The world can certainly do better than this. Here's why.

Friday, April 1

Balance of the 'Force'

A response to articles from the New York Times and the BBC sent to me by very good friend.

I believe that the world must remain engaged in Africa's conflicts — from Cote d'Ivoire, north to Tunisia, east to Somalia, and south to Zimbabwe — for no other reason than to reinforce the idea that this world is a single body. What affects one nation will eventually affect us all. This is not to imply that a world state is the logical conclusion. Clearly, though, the decisions of one person make a great deal of difference. Ghaddaffi, Obama, an others can be cited. Clearly human disasters spread the pain around. Soaring energy and food prices are evidence of this. Clearly, one natural disaster has broad ramifications. The plight of Japan makes this clear.
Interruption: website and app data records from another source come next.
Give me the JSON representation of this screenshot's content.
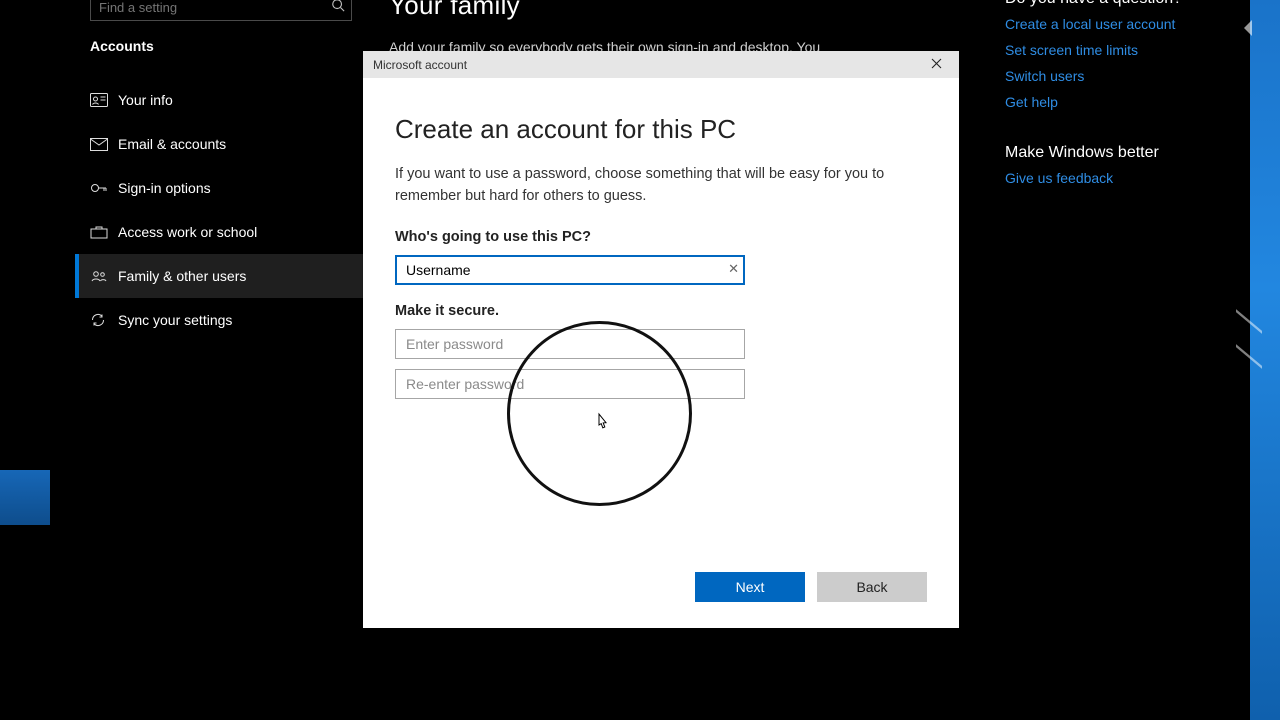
{
  "settings": {
    "search_placeholder": "Find a setting",
    "section_title": "Accounts",
    "nav": [
      {
        "label": "Your info"
      },
      {
        "label": "Email & accounts"
      },
      {
        "label": "Sign-in options"
      },
      {
        "label": "Access work or school"
      },
      {
        "label": "Family & other users"
      },
      {
        "label": "Sync your settings"
      }
    ],
    "content": {
      "heading": "Your family",
      "body": "Add your family so everybody gets their own sign-in and desktop. You"
    },
    "help": {
      "question_heading": "Do you have a question?",
      "links": [
        "Create a local user account",
        "Set screen time limits",
        "Switch users",
        "Get help"
      ],
      "improve_heading": "Make Windows better",
      "feedback_link": "Give us feedback"
    }
  },
  "dialog": {
    "window_title": "Microsoft account",
    "heading": "Create an account for this PC",
    "intro": "If you want to use a password, choose something that will be easy for you to remember but hard for others to guess.",
    "who_label": "Who's going to use this PC?",
    "username_value": "Username",
    "secure_label": "Make it secure.",
    "password_placeholder": "Enter password",
    "password2_placeholder": "Re-enter password",
    "next_label": "Next",
    "back_label": "Back"
  }
}
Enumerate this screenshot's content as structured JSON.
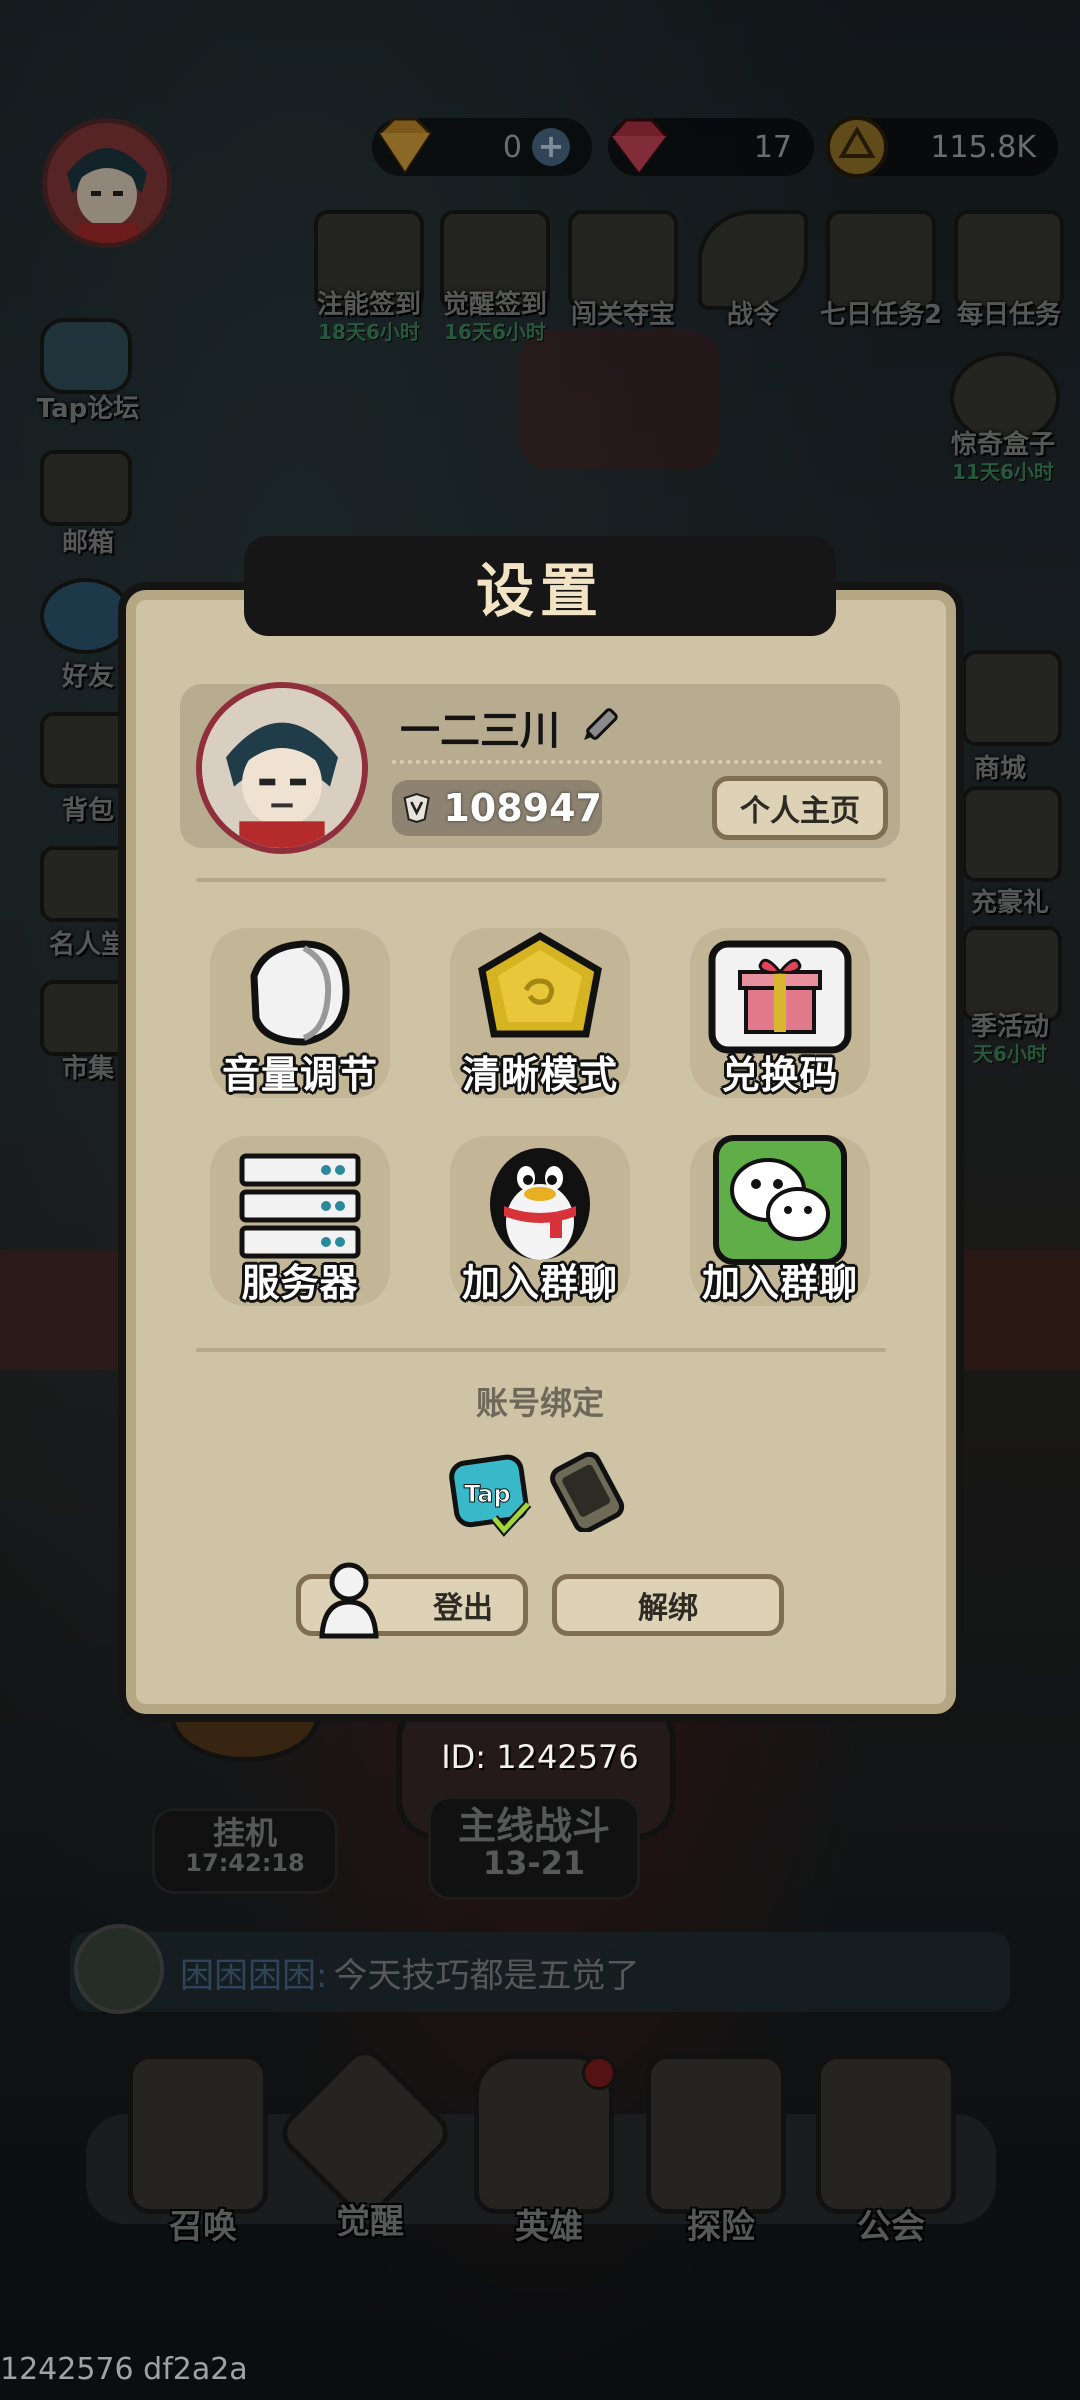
{
  "currency": [
    {
      "name": "diamond-orange",
      "value": "0"
    },
    {
      "name": "gem-red",
      "value": "17"
    },
    {
      "name": "gold-coin",
      "value": "115.8K"
    }
  ],
  "top_events": [
    {
      "label": "注能签到",
      "sub": "18天6小时"
    },
    {
      "label": "觉醒签到",
      "sub": "16天6小时"
    },
    {
      "label": "闯关夺宝",
      "sub": ""
    },
    {
      "label": "战令",
      "sub": ""
    },
    {
      "label": "七日任务2",
      "sub": ""
    },
    {
      "label": "每日任务",
      "sub": ""
    }
  ],
  "right_side": [
    {
      "label": "惊奇盒子",
      "sub": "11天6小时"
    },
    {
      "label": "商城",
      "sub": ""
    },
    {
      "label": "充豪礼",
      "sub": ""
    },
    {
      "label": "季活动",
      "sub": "天6小时"
    }
  ],
  "left_side": [
    {
      "label": "Tap论坛"
    },
    {
      "label": "邮箱"
    },
    {
      "label": "好友"
    },
    {
      "label": "背包"
    },
    {
      "label": "名人堂"
    },
    {
      "label": "市集"
    }
  ],
  "settings": {
    "title": "设置",
    "username": "一二三川",
    "power": "108947",
    "profile_button": "个人主页",
    "grid": [
      {
        "label": "音量调节",
        "icon": "speaker-icon"
      },
      {
        "label": "清晰模式",
        "icon": "gem-icon"
      },
      {
        "label": "兑换码",
        "icon": "gift-icon"
      },
      {
        "label": "服务器",
        "icon": "server-icon"
      },
      {
        "label": "加入群聊",
        "icon": "qq-penguin-icon"
      },
      {
        "label": "加入群聊",
        "icon": "wechat-icon"
      }
    ],
    "bind_title": "账号绑定",
    "logout": "登出",
    "unbind": "解绑"
  },
  "id_text": "ID: 1242576",
  "idle": {
    "label": "挂机",
    "time": "17:42:18"
  },
  "main_battle": {
    "label": "主线战斗",
    "stage": "13-21"
  },
  "chat": {
    "name": "困困困困:",
    "message": "今天技巧都是五觉了"
  },
  "bottom_nav": [
    "召唤",
    "觉醒",
    "英雄",
    "探险",
    "公会"
  ],
  "debug_text": "1242576 df2a2a",
  "colors": {
    "panel": "#cfc3a6",
    "title_bg": "#161616",
    "accent_blue": "#4d6f8c",
    "chat_name": "#5a7fa8"
  }
}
I started, then stopped, watching a talk about Ayn Rand's views as they play out in the world today. I stopped when the speaker started talking about the prospect for 'gain' by America as a product of intervention. Rand, and the cabal that follow her ideas, are hyper-capitalists. Any studious reading of Rand would reveal that American-style big-C Capitalism would have been permitted to FAIL in September of 2008. Similarly, any studious reading would hold that an armed response to armed aggression is just. For the naysayers, remember this. As a nation of weapons manufacturers your GDP goes up almost every time someone fires a rocket. Defending the faceless rebel faction is profitable. That's the cynic in me talking.

The idealist in me realizes that balance is a nigh impossible thing to strike when both ends of scale are so 'forced'. Obama, to save himself, continues to walk the tightrope. He can't make enough of America believe that there is just cause there. Furthermore, I argued against arming the rebels in Libya for some of the reasons cited here. If they are armed, they will eventually have to be disarmed.

America won a bloody revolution in 1789. The French intervened in support of the breakaway colonial republic known once as New England. The French were a little too busy to disarm them in 1789, the French Revolution had just begun. Imagine trying to disarm America now.